Some 100 people are reported dead and hundreds more injured in a suspected chemical gas attack on Tuesday in the town of Khan Sheikhoun, in Syria’s northern Idlib province. Doctors at a hospital supported by the International Rescue Committee in the city of Idlib were able to save the lives of 10 people caught in the attack.
Trained in how to treat people affected by nerve agents, these doctors from IRC partner Syrian Expatriate Medical Association (SEMA) were able to use medicines that act as antidotes, as well as ventilators and other specialised equipment stockpiled at the hospital. They are continuing to work for their patients’ full recovery under constant threat of attacks targeting hospitals.

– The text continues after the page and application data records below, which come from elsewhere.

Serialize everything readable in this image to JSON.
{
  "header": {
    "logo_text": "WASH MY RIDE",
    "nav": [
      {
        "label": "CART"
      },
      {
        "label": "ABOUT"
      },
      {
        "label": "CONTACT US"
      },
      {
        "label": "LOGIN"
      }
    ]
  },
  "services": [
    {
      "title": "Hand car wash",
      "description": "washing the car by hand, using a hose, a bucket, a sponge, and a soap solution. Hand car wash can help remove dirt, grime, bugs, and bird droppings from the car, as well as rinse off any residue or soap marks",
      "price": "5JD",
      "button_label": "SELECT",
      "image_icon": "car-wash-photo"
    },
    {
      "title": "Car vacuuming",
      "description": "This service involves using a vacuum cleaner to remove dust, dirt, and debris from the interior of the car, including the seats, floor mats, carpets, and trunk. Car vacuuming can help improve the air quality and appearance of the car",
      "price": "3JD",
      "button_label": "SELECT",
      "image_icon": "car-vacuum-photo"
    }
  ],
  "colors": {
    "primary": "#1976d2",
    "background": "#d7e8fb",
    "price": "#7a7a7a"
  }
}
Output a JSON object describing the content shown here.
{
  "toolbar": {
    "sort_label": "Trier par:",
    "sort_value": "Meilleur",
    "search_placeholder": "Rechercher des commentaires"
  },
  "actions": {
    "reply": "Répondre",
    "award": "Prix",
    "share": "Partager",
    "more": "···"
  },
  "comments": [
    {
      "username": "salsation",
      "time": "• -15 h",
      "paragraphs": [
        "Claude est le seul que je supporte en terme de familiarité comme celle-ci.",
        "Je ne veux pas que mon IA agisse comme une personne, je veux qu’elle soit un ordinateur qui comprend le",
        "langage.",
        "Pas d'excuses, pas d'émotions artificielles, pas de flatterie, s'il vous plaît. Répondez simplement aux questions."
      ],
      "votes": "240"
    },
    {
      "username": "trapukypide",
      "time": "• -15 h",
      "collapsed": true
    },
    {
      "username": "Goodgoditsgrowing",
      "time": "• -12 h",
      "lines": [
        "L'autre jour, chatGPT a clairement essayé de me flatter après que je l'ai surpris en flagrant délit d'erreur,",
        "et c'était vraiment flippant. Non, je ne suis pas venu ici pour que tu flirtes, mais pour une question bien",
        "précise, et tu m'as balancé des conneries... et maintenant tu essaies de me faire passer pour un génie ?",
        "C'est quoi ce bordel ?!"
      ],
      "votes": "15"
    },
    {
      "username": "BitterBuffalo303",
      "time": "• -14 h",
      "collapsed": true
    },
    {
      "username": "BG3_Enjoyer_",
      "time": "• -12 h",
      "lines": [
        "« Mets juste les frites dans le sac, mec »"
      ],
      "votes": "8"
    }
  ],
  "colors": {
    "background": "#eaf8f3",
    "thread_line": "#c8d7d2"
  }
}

Last year the IRC reached more than 300,000 people in Idlib with lifesaving health care, mainly through our four primary health clinics (two of them mobile units) and seven partner clinics and hospitals. We trained clinic staff and community health workers on how to respond to chemical attacks, and these health workers in turn taught people in their communities how to protect themselves from contamination. We are continuing to prioritise training combined with emergency preparedness and planning for IRC health teams and our partners.
The IRC also continues to provide education, job skills training and other support to Syrians in Idlib who are still coping with violence after six years of war. Across Syria, the IRC reaches 1 million people with vital aid.
This horrific attack is only the latest of many targeting civilians in Idlib, which is home to 2 million people—including 700,000 displaced by conflict in other parts of Syria. It is further proof that the current ceasefire in Syria is a ceasefire in name only. The IRC is calling on the United Nations Security Council to investigate this latest atrocity and hold the perpetrators to account.